MA work

Chairman Mao’s parades: spectacle and spectatorship in the festivities of Chinese National Day, 1949-1976

During the Mao period (1949-1976), the parades of Chinese National Day showcased a diverse array of design. Twenty-two grand parades were held annually on 1 October in and around Tiananmen Square, Beijing between 1949 and 1970. The parades featured various different types of designed elements that promoted the interests of the Chinese Communist Party. Calligraphy, portraits and flags were present alongside floats and choreographed bodies. These visual mechanisms were used to create an idealised portrayal of the newly formed People’s Republic of China. The CCP endeavoured to unify disparate ethnic groups, build a modern military, develop a complex industrial base and raise living standards. The aesthetics of the parades changed to reflect contemporary policies, engaging nationalism and communism with traditional Chinese culture and utopian images of the future. These different ideas served to solidify the power and control of the Politburo, culminating in the absolute authority of Chairman Mao’s cult of personality.

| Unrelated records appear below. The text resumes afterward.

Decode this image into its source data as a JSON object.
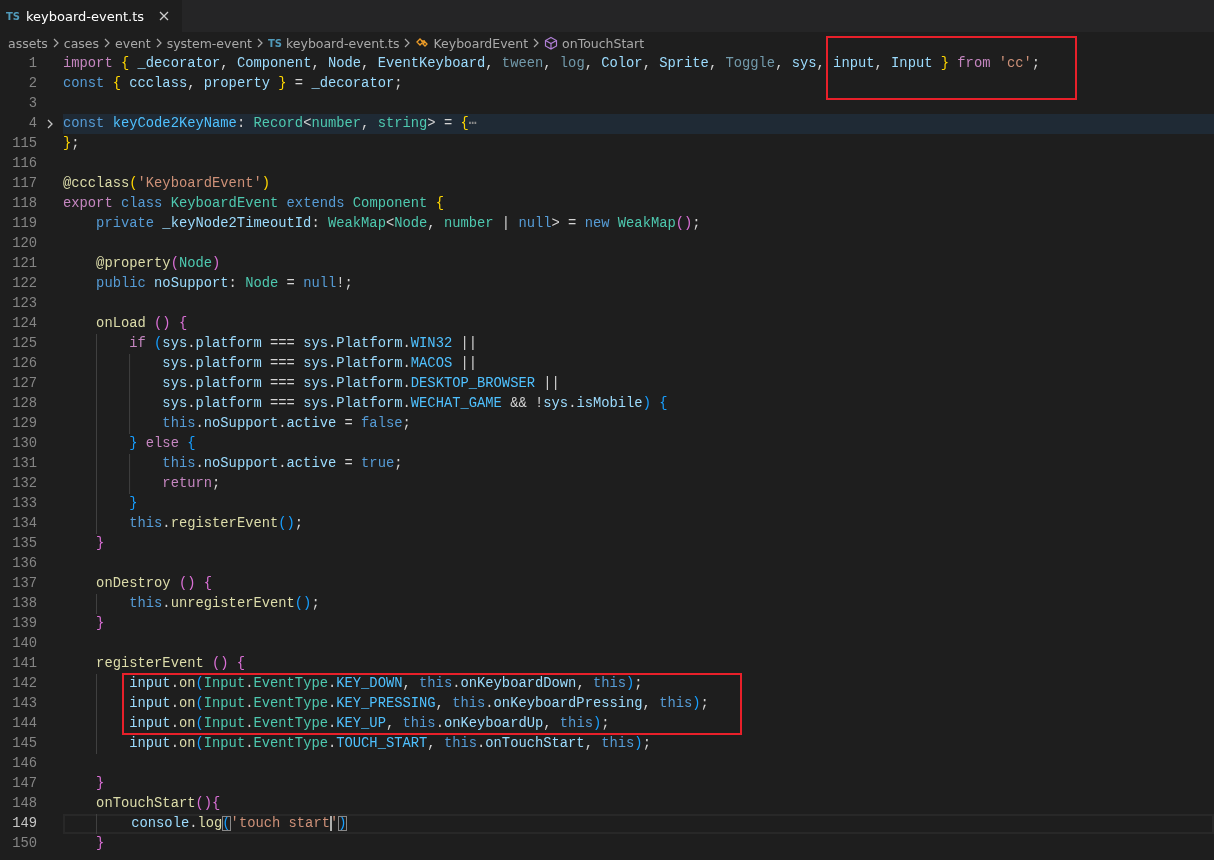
{
  "tab": {
    "icon_text": "TS",
    "title": "keyboard-event.ts",
    "selected": true
  },
  "breadcrumb": [
    {
      "label": "assets",
      "kind": "folder"
    },
    {
      "label": "cases",
      "kind": "folder"
    },
    {
      "label": "event",
      "kind": "folder"
    },
    {
      "label": "system-event",
      "kind": "folder"
    },
    {
      "label": "keyboard-event.ts",
      "kind": "file",
      "icon_text": "TS"
    },
    {
      "label": "KeyboardEvent",
      "kind": "class"
    },
    {
      "label": "onTouchStart",
      "kind": "method"
    }
  ],
  "lines": [
    {
      "number": "1",
      "folded": false,
      "current": false,
      "tokens": [
        {
          "kind": "ctl",
          "text": "import "
        },
        {
          "kind": "b1",
          "text": "{ "
        },
        {
          "kind": "var",
          "text": "_decorator"
        },
        {
          "kind": "p",
          "text": ", "
        },
        {
          "kind": "var",
          "text": "Component"
        },
        {
          "kind": "p",
          "text": ", "
        },
        {
          "kind": "var",
          "text": "Node"
        },
        {
          "kind": "p",
          "text": ", "
        },
        {
          "kind": "var",
          "text": "EventKeyboard"
        },
        {
          "kind": "p",
          "text": ", "
        },
        {
          "kind": "dim",
          "text": "tween"
        },
        {
          "kind": "p",
          "text": ", "
        },
        {
          "kind": "dim",
          "text": "log"
        },
        {
          "kind": "p",
          "text": ", "
        },
        {
          "kind": "var",
          "text": "Color"
        },
        {
          "kind": "p",
          "text": ", "
        },
        {
          "kind": "var",
          "text": "Sprite"
        },
        {
          "kind": "p",
          "text": ", "
        },
        {
          "kind": "dim",
          "text": "Toggle"
        },
        {
          "kind": "p",
          "text": ", "
        },
        {
          "kind": "var",
          "text": "sys"
        },
        {
          "kind": "p",
          "text": ", "
        },
        {
          "kind": "var",
          "text": "input"
        },
        {
          "kind": "p",
          "text": ", "
        },
        {
          "kind": "var",
          "text": "Input "
        },
        {
          "kind": "b1",
          "text": "} "
        },
        {
          "kind": "ctl",
          "text": "from "
        },
        {
          "kind": "str",
          "text": "'cc'"
        },
        {
          "kind": "p",
          "text": ";"
        }
      ]
    },
    {
      "number": "2",
      "folded": false,
      "current": false,
      "tokens": [
        {
          "kind": "kw",
          "text": "const "
        },
        {
          "kind": "b1",
          "text": "{ "
        },
        {
          "kind": "var",
          "text": "ccclass"
        },
        {
          "kind": "p",
          "text": ", "
        },
        {
          "kind": "var",
          "text": "property "
        },
        {
          "kind": "b1",
          "text": "}"
        },
        {
          "kind": "p",
          "text": " = "
        },
        {
          "kind": "var",
          "text": "_decorator"
        },
        {
          "kind": "p",
          "text": ";"
        }
      ]
    },
    {
      "number": "3"
    },
    {
      "number": "4",
      "folded": true,
      "current": false,
      "tokens": [
        {
          "kind": "kw",
          "text": "const "
        },
        {
          "kind": "cst",
          "text": "keyCode2KeyName"
        },
        {
          "kind": "p",
          "text": ": "
        },
        {
          "kind": "type",
          "text": "Record"
        },
        {
          "kind": "p",
          "text": "<"
        },
        {
          "kind": "type",
          "text": "number"
        },
        {
          "kind": "p",
          "text": ", "
        },
        {
          "kind": "type",
          "text": "string"
        },
        {
          "kind": "p",
          "text": "> = "
        },
        {
          "kind": "b1",
          "text": "{"
        },
        {
          "kind": "fold",
          "text": "⋯"
        }
      ]
    },
    {
      "number": "115",
      "folded": false,
      "current": false,
      "tokens": [
        {
          "kind": "b1",
          "text": "}"
        },
        {
          "kind": "p",
          "text": ";"
        }
      ]
    },
    {
      "number": "116"
    },
    {
      "number": "117",
      "folded": false,
      "current": false,
      "tokens": [
        {
          "kind": "fn",
          "text": "@ccclass"
        },
        {
          "kind": "b1",
          "text": "("
        },
        {
          "kind": "str",
          "text": "'KeyboardEvent'"
        },
        {
          "kind": "b1",
          "text": ")"
        }
      ]
    },
    {
      "number": "118",
      "folded": false,
      "current": false,
      "tokens": [
        {
          "kind": "ctl",
          "text": "export "
        },
        {
          "kind": "kw",
          "text": "class "
        },
        {
          "kind": "type",
          "text": "KeyboardEvent "
        },
        {
          "kind": "kw",
          "text": "extends "
        },
        {
          "kind": "type",
          "text": "Component "
        },
        {
          "kind": "b1",
          "text": "{"
        }
      ]
    },
    {
      "number": "119",
      "folded": false,
      "current": false,
      "tokens": [
        {
          "kind": "kw",
          "text": "    private "
        },
        {
          "kind": "var",
          "text": "_keyNode2TimeoutId"
        },
        {
          "kind": "p",
          "text": ": "
        },
        {
          "kind": "type",
          "text": "WeakMap"
        },
        {
          "kind": "p",
          "text": "<"
        },
        {
          "kind": "type",
          "text": "Node"
        },
        {
          "kind": "p",
          "text": ", "
        },
        {
          "kind": "type",
          "text": "number"
        },
        {
          "kind": "p",
          "text": " | "
        },
        {
          "kind": "kw",
          "text": "null"
        },
        {
          "kind": "p",
          "text": "> = "
        },
        {
          "kind": "kw",
          "text": "new "
        },
        {
          "kind": "type",
          "text": "WeakMap"
        },
        {
          "kind": "b2",
          "text": "()"
        },
        {
          "kind": "p",
          "text": ";"
        }
      ]
    },
    {
      "number": "120"
    },
    {
      "number": "121",
      "folded": false,
      "current": false,
      "tokens": [
        {
          "kind": "fn",
          "text": "    @property"
        },
        {
          "kind": "b2",
          "text": "("
        },
        {
          "kind": "type",
          "text": "Node"
        },
        {
          "kind": "b2",
          "text": ")"
        }
      ]
    },
    {
      "number": "122",
      "folded": false,
      "current": false,
      "tokens": [
        {
          "kind": "kw",
          "text": "    public "
        },
        {
          "kind": "var",
          "text": "noSupport"
        },
        {
          "kind": "p",
          "text": ": "
        },
        {
          "kind": "type",
          "text": "Node"
        },
        {
          "kind": "p",
          "text": " = "
        },
        {
          "kind": "kw",
          "text": "null"
        },
        {
          "kind": "p",
          "text": "!;"
        }
      ]
    },
    {
      "number": "123"
    },
    {
      "number": "124",
      "folded": false,
      "current": false,
      "tokens": [
        {
          "kind": "fn",
          "text": "    onLoad "
        },
        {
          "kind": "b2",
          "text": "() {"
        }
      ]
    },
    {
      "number": "125",
      "folded": false,
      "current": false,
      "tokens": [
        {
          "kind": "ctl",
          "text": "        if "
        },
        {
          "kind": "b3",
          "text": "("
        },
        {
          "kind": "var",
          "text": "sys"
        },
        {
          "kind": "p",
          "text": "."
        },
        {
          "kind": "var",
          "text": "platform"
        },
        {
          "kind": "p",
          "text": " === "
        },
        {
          "kind": "var",
          "text": "sys"
        },
        {
          "kind": "p",
          "text": "."
        },
        {
          "kind": "var",
          "text": "Platform"
        },
        {
          "kind": "p",
          "text": "."
        },
        {
          "kind": "cst",
          "text": "WIN32"
        },
        {
          "kind": "p",
          "text": " ||"
        }
      ]
    },
    {
      "number": "126",
      "folded": false,
      "current": false,
      "tokens": [
        {
          "kind": "var",
          "text": "            sys"
        },
        {
          "kind": "p",
          "text": "."
        },
        {
          "kind": "var",
          "text": "platform"
        },
        {
          "kind": "p",
          "text": " === "
        },
        {
          "kind": "var",
          "text": "sys"
        },
        {
          "kind": "p",
          "text": "."
        },
        {
          "kind": "var",
          "text": "Platform"
        },
        {
          "kind": "p",
          "text": "."
        },
        {
          "kind": "cst",
          "text": "MACOS"
        },
        {
          "kind": "p",
          "text": " ||"
        }
      ]
    },
    {
      "number": "127",
      "folded": false,
      "current": false,
      "tokens": [
        {
          "kind": "var",
          "text": "            sys"
        },
        {
          "kind": "p",
          "text": "."
        },
        {
          "kind": "var",
          "text": "platform"
        },
        {
          "kind": "p",
          "text": " === "
        },
        {
          "kind": "var",
          "text": "sys"
        },
        {
          "kind": "p",
          "text": "."
        },
        {
          "kind": "var",
          "text": "Platform"
        },
        {
          "kind": "p",
          "text": "."
        },
        {
          "kind": "cst",
          "text": "DESKTOP_BROWSER"
        },
        {
          "kind": "p",
          "text": " ||"
        }
      ]
    },
    {
      "number": "128",
      "folded": false,
      "current": false,
      "tokens": [
        {
          "kind": "var",
          "text": "            sys"
        },
        {
          "kind": "p",
          "text": "."
        },
        {
          "kind": "var",
          "text": "platform"
        },
        {
          "kind": "p",
          "text": " === "
        },
        {
          "kind": "var",
          "text": "sys"
        },
        {
          "kind": "p",
          "text": "."
        },
        {
          "kind": "var",
          "text": "Platform"
        },
        {
          "kind": "p",
          "text": "."
        },
        {
          "kind": "cst",
          "text": "WECHAT_GAME"
        },
        {
          "kind": "p",
          "text": " && !"
        },
        {
          "kind": "var",
          "text": "sys"
        },
        {
          "kind": "p",
          "text": "."
        },
        {
          "kind": "var",
          "text": "isMobile"
        },
        {
          "kind": "b3",
          "text": ") {"
        }
      ]
    },
    {
      "number": "129",
      "folded": false,
      "current": false,
      "tokens": [
        {
          "kind": "kw",
          "text": "            this"
        },
        {
          "kind": "p",
          "text": "."
        },
        {
          "kind": "var",
          "text": "noSupport"
        },
        {
          "kind": "p",
          "text": "."
        },
        {
          "kind": "var",
          "text": "active"
        },
        {
          "kind": "p",
          "text": " = "
        },
        {
          "kind": "kw",
          "text": "false"
        },
        {
          "kind": "p",
          "text": ";"
        }
      ]
    },
    {
      "number": "130",
      "folded": false,
      "current": false,
      "tokens": [
        {
          "kind": "b3",
          "text": "        } "
        },
        {
          "kind": "ctl",
          "text": "else "
        },
        {
          "kind": "b3",
          "text": "{"
        }
      ]
    },
    {
      "number": "131",
      "folded": false,
      "current": false,
      "tokens": [
        {
          "kind": "kw",
          "text": "            this"
        },
        {
          "kind": "p",
          "text": "."
        },
        {
          "kind": "var",
          "text": "noSupport"
        },
        {
          "kind": "p",
          "text": "."
        },
        {
          "kind": "var",
          "text": "active"
        },
        {
          "kind": "p",
          "text": " = "
        },
        {
          "kind": "kw",
          "text": "true"
        },
        {
          "kind": "p",
          "text": ";"
        }
      ]
    },
    {
      "number": "132",
      "folded": false,
      "current": false,
      "tokens": [
        {
          "kind": "ctl",
          "text": "            return"
        },
        {
          "kind": "p",
          "text": ";"
        }
      ]
    },
    {
      "number": "133",
      "folded": false,
      "current": false,
      "tokens": [
        {
          "kind": "b3",
          "text": "        }"
        }
      ]
    },
    {
      "number": "134",
      "folded": false,
      "current": false,
      "tokens": [
        {
          "kind": "kw",
          "text": "        this"
        },
        {
          "kind": "p",
          "text": "."
        },
        {
          "kind": "fn",
          "text": "registerEvent"
        },
        {
          "kind": "b3",
          "text": "()"
        },
        {
          "kind": "p",
          "text": ";"
        }
      ]
    },
    {
      "number": "135",
      "folded": false,
      "current": false,
      "tokens": [
        {
          "kind": "b2",
          "text": "    }"
        }
      ]
    },
    {
      "number": "136"
    },
    {
      "number": "137",
      "folded": false,
      "current": false,
      "tokens": [
        {
          "kind": "fn",
          "text": "    onDestroy "
        },
        {
          "kind": "b2",
          "text": "() {"
        }
      ]
    },
    {
      "number": "138",
      "folded": false,
      "current": false,
      "tokens": [
        {
          "kind": "kw",
          "text": "        this"
        },
        {
          "kind": "p",
          "text": "."
        },
        {
          "kind": "fn",
          "text": "unregisterEvent"
        },
        {
          "kind": "b3",
          "text": "()"
        },
        {
          "kind": "p",
          "text": ";"
        }
      ]
    },
    {
      "number": "139",
      "folded": false,
      "current": false,
      "tokens": [
        {
          "kind": "b2",
          "text": "    }"
        }
      ]
    },
    {
      "number": "140"
    },
    {
      "number": "141",
      "folded": false,
      "current": false,
      "tokens": [
        {
          "kind": "fn",
          "text": "    registerEvent "
        },
        {
          "kind": "b2",
          "text": "() {"
        }
      ]
    },
    {
      "number": "142",
      "folded": false,
      "current": false,
      "tokens": [
        {
          "kind": "var",
          "text": "        input"
        },
        {
          "kind": "p",
          "text": "."
        },
        {
          "kind": "fn",
          "text": "on"
        },
        {
          "kind": "b3",
          "text": "("
        },
        {
          "kind": "type",
          "text": "Input"
        },
        {
          "kind": "p",
          "text": "."
        },
        {
          "kind": "type",
          "text": "EventType"
        },
        {
          "kind": "p",
          "text": "."
        },
        {
          "kind": "cst",
          "text": "KEY_DOWN"
        },
        {
          "kind": "p",
          "text": ", "
        },
        {
          "kind": "kw",
          "text": "this"
        },
        {
          "kind": "p",
          "text": "."
        },
        {
          "kind": "var",
          "text": "onKeyboardDown"
        },
        {
          "kind": "p",
          "text": ", "
        },
        {
          "kind": "kw",
          "text": "this"
        },
        {
          "kind": "b3",
          "text": ")"
        },
        {
          "kind": "p",
          "text": ";"
        }
      ]
    },
    {
      "number": "143",
      "folded": false,
      "current": false,
      "tokens": [
        {
          "kind": "var",
          "text": "        input"
        },
        {
          "kind": "p",
          "text": "."
        },
        {
          "kind": "fn",
          "text": "on"
        },
        {
          "kind": "b3",
          "text": "("
        },
        {
          "kind": "type",
          "text": "Input"
        },
        {
          "kind": "p",
          "text": "."
        },
        {
          "kind": "type",
          "text": "EventType"
        },
        {
          "kind": "p",
          "text": "."
        },
        {
          "kind": "cst",
          "text": "KEY_PRESSING"
        },
        {
          "kind": "p",
          "text": ", "
        },
        {
          "kind": "kw",
          "text": "this"
        },
        {
          "kind": "p",
          "text": "."
        },
        {
          "kind": "var",
          "text": "onKeyboardPressing"
        },
        {
          "kind": "p",
          "text": ", "
        },
        {
          "kind": "kw",
          "text": "this"
        },
        {
          "kind": "b3",
          "text": ")"
        },
        {
          "kind": "p",
          "text": ";"
        }
      ]
    },
    {
      "number": "144",
      "folded": false,
      "current": false,
      "tokens": [
        {
          "kind": "var",
          "text": "        input"
        },
        {
          "kind": "p",
          "text": "."
        },
        {
          "kind": "fn",
          "text": "on"
        },
        {
          "kind": "b3",
          "text": "("
        },
        {
          "kind": "type",
          "text": "Input"
        },
        {
          "kind": "p",
          "text": "."
        },
        {
          "kind": "type",
          "text": "EventType"
        },
        {
          "kind": "p",
          "text": "."
        },
        {
          "kind": "cst",
          "text": "KEY_UP"
        },
        {
          "kind": "p",
          "text": ", "
        },
        {
          "kind": "kw",
          "text": "this"
        },
        {
          "kind": "p",
          "text": "."
        },
        {
          "kind": "var",
          "text": "onKeyboardUp"
        },
        {
          "kind": "p",
          "text": ", "
        },
        {
          "kind": "kw",
          "text": "this"
        },
        {
          "kind": "b3",
          "text": ")"
        },
        {
          "kind": "p",
          "text": ";"
        }
      ]
    },
    {
      "number": "145",
      "folded": false,
      "current": false,
      "tokens": [
        {
          "kind": "var",
          "text": "        input"
        },
        {
          "kind": "p",
          "text": "."
        },
        {
          "kind": "fn",
          "text": "on"
        },
        {
          "kind": "b3",
          "text": "("
        },
        {
          "kind": "type",
          "text": "Input"
        },
        {
          "kind": "p",
          "text": "."
        },
        {
          "kind": "type",
          "text": "EventType"
        },
        {
          "kind": "p",
          "text": "."
        },
        {
          "kind": "cst",
          "text": "TOUCH_START"
        },
        {
          "kind": "p",
          "text": ", "
        },
        {
          "kind": "kw",
          "text": "this"
        },
        {
          "kind": "p",
          "text": "."
        },
        {
          "kind": "var",
          "text": "onTouchStart"
        },
        {
          "kind": "p",
          "text": ", "
        },
        {
          "kind": "kw",
          "text": "this"
        },
        {
          "kind": "b3",
          "text": ")"
        },
        {
          "kind": "p",
          "text": ";"
        }
      ]
    },
    {
      "number": "146"
    },
    {
      "number": "147",
      "folded": false,
      "current": false,
      "tokens": [
        {
          "kind": "b2",
          "text": "    }"
        }
      ]
    },
    {
      "number": "148",
      "folded": false,
      "current": false,
      "tokens": [
        {
          "kind": "fn",
          "text": "    onTouchStart"
        },
        {
          "kind": "b2",
          "text": "(){"
        }
      ]
    },
    {
      "number": "149",
      "folded": false,
      "current": true,
      "tokens": [
        {
          "kind": "var",
          "text": "        console"
        },
        {
          "kind": "p",
          "text": "."
        },
        {
          "kind": "fn",
          "text": "log"
        },
        {
          "kind": "b3",
          "text": "(",
          "matched": true,
          "caret_after": false
        },
        {
          "kind": "str",
          "text": "'touch start",
          "matched": false,
          "caret_after": true
        },
        {
          "kind": "str",
          "text": "'",
          "matched": false,
          "caret_after": false
        },
        {
          "kind": "b3",
          "text": ")",
          "matched": true,
          "caret_after": false
        }
      ]
    },
    {
      "number": "150",
      "folded": false,
      "current": false,
      "tokens": [
        {
          "kind": "b2",
          "text": "    }"
        }
      ]
    }
  ]
}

  • Thomas Warham
  • MA Degree


    School of Humanities


    MA History of Design, 2014

  • The patriotic celebrations of the People’s Republic of China have aroused interest from observers throughout contemporary history. From 1949 to 1970, the Communist Party of China mobilised the Beijing National Day (1 October) parade as a means to publicise party policy on both a national and international level. The festivities demonstrated how the ruling elite co-opted nationalism as a persuasive tool to advance the aims and objectives of the Chinese Communist Party. The creation of the annual 1 October parades were one example of a wide array of propaganda created by the Politburo to promote their interests and maintain their authority.

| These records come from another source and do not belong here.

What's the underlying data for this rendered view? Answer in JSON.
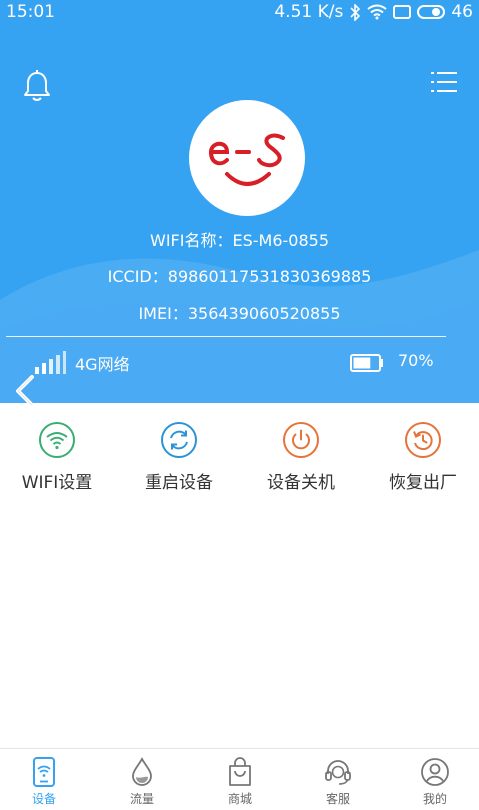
{
  "status_bar": {
    "time": "15:01",
    "speed": "4.51 K/s",
    "network_type": "46"
  },
  "device": {
    "wifi_name_label": "WIFI名称",
    "wifi_name": "ES-M6-0855",
    "iccid_label": "ICCID",
    "iccid": "89860117531830369885",
    "imei_label": "IMEI",
    "imei": "356439060520855",
    "network": "4G网络",
    "battery": "70%",
    "battery_level": 0.7
  },
  "actions": [
    {
      "label": "WIFI设置",
      "icon": "wifi-icon",
      "color": "#3aae72"
    },
    {
      "label": "重启设备",
      "icon": "restart-icon",
      "color": "#2b94d6"
    },
    {
      "label": "设备关机",
      "icon": "power-icon",
      "color": "#e5733a"
    },
    {
      "label": "恢复出厂",
      "icon": "reset-icon",
      "color": "#e5733a"
    }
  ],
  "tabs": [
    {
      "label": "设备",
      "icon": "device-icon",
      "active": true
    },
    {
      "label": "流量",
      "icon": "traffic-icon",
      "active": false
    },
    {
      "label": "商城",
      "icon": "shop-icon",
      "active": false
    },
    {
      "label": "客服",
      "icon": "service-icon",
      "active": false
    },
    {
      "label": "我的",
      "icon": "profile-icon",
      "active": false
    }
  ],
  "colors": {
    "header_bg": "#36a3f2",
    "tab_active": "#36a3f2",
    "logo_red": "#d81e27"
  }
}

    As a carefully constructed and imaginatively designed public event, the parades drew upon select cultural motifs in order to create an eye-catching, nation-state aesthetic suitable for the evolving ideologies of Chinese communism. By focusing on the specific visual mechanisms employed by the Chinese state as part of a continually shifting national identity, the complexity of the political ritual may be more clearly understood. Calligraphy, portraiture, flags, floats and the human body were analysed as individual elements in relation to the parade medium. It is through ritual performance and collective social spectacle that nationalism gained widespread support in New China during the period. Analysing how the Mao-era National Day parades were designed elucidates why they proved a viable method for the dissemination of a wide variety of cultural, economic and political objectives that were encompassed under the wider aegis of Chinese nationalism.

  • Degrees

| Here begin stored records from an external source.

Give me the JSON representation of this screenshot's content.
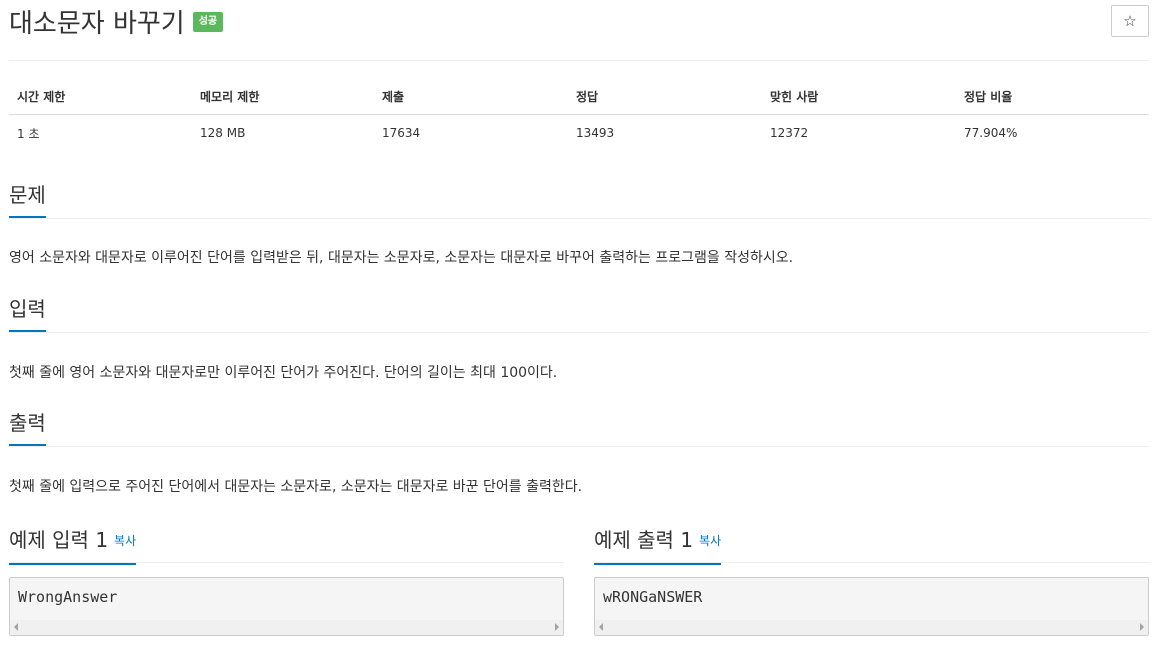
{
  "problem": {
    "title": "대소문자 바꾸기",
    "status_badge": "성공",
    "star_icon": "☆"
  },
  "info_table": {
    "headers": [
      "시간 제한",
      "메모리 제한",
      "제출",
      "정답",
      "맞힌 사람",
      "정답 비율"
    ],
    "values": [
      "1 초",
      "128 MB",
      "17634",
      "13493",
      "12372",
      "77.904%"
    ]
  },
  "sections": {
    "description": {
      "title": "문제",
      "text": "영어 소문자와 대문자로 이루어진 단어를 입력받은 뒤, 대문자는 소문자로, 소문자는 대문자로 바꾸어 출력하는 프로그램을 작성하시오."
    },
    "input": {
      "title": "입력",
      "text": "첫째 줄에 영어 소문자와 대문자로만 이루어진 단어가 주어진다. 단어의 길이는 최대 100이다."
    },
    "output": {
      "title": "출력",
      "text": "첫째 줄에 입력으로 주어진 단어에서 대문자는 소문자로, 소문자는 대문자로 바꾼 단어를 출력한다."
    }
  },
  "samples": {
    "input": {
      "title": "예제 입력 1",
      "copy_label": "복사",
      "content": "WrongAnswer"
    },
    "output": {
      "title": "예제 출력 1",
      "copy_label": "복사",
      "content": "wRONGaNSWER"
    }
  },
  "colors": {
    "accent": "#0076c0",
    "success_badge": "#5cb85c"
  }
}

  • BA History of Art, University College London, 2012; Art Foundation, Sculpture Pathway, Chelsea College of Art, 2009
  • Awards

  • Anthony Gardner Travel Award, 2013